The investment question of the day, he says in a recent commentary, should be: "Can you solve a debt crisis with more debt?"
Since 2008 policymakers have been proceeding on the basis that the answer is yes.
Central banks slashed interest rates to encourage more borrowing, and governments have resorted to deficit spending on a scale that has pushed public debt through the roof.
Such policies make sense if, and only if, they generate growth.
But Gross argues that the relative lack of growth of the past few years in developed economies is structural rather than cyclical and resistant to the traditional remedies of stimulative monetary and fiscal policy.
The factors he cites are globalisation, technological innovation and demographic change.
Consider how much the world economy has expanded over the past 20 years, with China and the Soviet bloc abandoning communism and India abandoning its post-colonial doctrine of autarky.

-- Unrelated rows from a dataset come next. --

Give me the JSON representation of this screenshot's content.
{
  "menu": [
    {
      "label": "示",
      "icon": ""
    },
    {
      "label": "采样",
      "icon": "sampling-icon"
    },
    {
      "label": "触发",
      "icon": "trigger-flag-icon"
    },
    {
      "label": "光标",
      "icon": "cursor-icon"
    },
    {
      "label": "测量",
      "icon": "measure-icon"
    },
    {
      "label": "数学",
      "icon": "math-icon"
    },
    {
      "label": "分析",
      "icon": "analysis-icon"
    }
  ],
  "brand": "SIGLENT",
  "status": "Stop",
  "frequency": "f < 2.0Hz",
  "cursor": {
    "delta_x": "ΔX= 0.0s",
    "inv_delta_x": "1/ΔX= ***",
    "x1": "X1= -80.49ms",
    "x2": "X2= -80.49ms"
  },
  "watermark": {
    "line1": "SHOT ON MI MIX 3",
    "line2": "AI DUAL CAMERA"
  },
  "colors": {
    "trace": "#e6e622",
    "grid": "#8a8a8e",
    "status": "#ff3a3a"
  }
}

Globalisation has opened access to cheap labour elsewhere.
New Zealanders who have to compete with that are on a hiding to nothing.
The challenge for politicians is therefore: what are you doing or would you do to lift education and skills?
Twenty years ago, most people had not even heard of the internet. Now the revolution in information and communications technology, liberating as it may be in many respects, is challenging the traditional business models in all sorts of industries, from retailing and entertainment to newspapers.
The challenge for politicians is therefore: what are your policies to foster innovation and the commercialisation thereof?
Twenty years ago even the oldest of the babyboomers still had 20 years of their working lives ahead of them.
Now, as Gross puts it: "If boomers are starting to retire or at least plan more seriously for retirement, why will lower interest rates cause them to spend more?"
On the contrary, low interest rates may encourage them to save more to compensate for lower-yielding nest eggs.
The challenge for our politicians is therefore to explain what they would do to ensure a larger pool of savings gets to irrigate job-rich and export-focused investment in this country.
ASSET POLICY WON'T SHIFT BOTTOM LINE
The fishiest of the red herrings in this election's debate are the claims both major parties are making about the fiscal impact of their preferred policies on state asset sales.
National highlights the fact that every dollar it gets from selling down its stake in the four state-owned energy companies and Air New Zealand is a dollar less it has to borrow.
Labour highlights the fact that by maintaining the status quo it would not be diluting the Government's share of their future dividend streams.
What these shares are worth is the present value of the future income they will deliver, adjusted for risk.
If they are sold at a fair price and the Crown's borrowing requirement reduced by the same amount, it will shrink both sides of the balance sheet, assets and liabilities, by the same amount.
There is a world of difference between reducing debt that way and doing it the hard, old-fashioned way by curbing spending.
It will neither strengthen nor weaken the Crown's financial position.
Equally, retaining the assets and keeping the dividend flow intact entails correspondingly more debt and a higher interest bill. Both revenue and expenditure (which includes finance costs) will be higher.
Again, broadly, it is a wash.
There are, of course, all sorts of other reasons why you might want to partially sell, or to keep, the SOEs.
But the impact on the Government's finances is not one of them.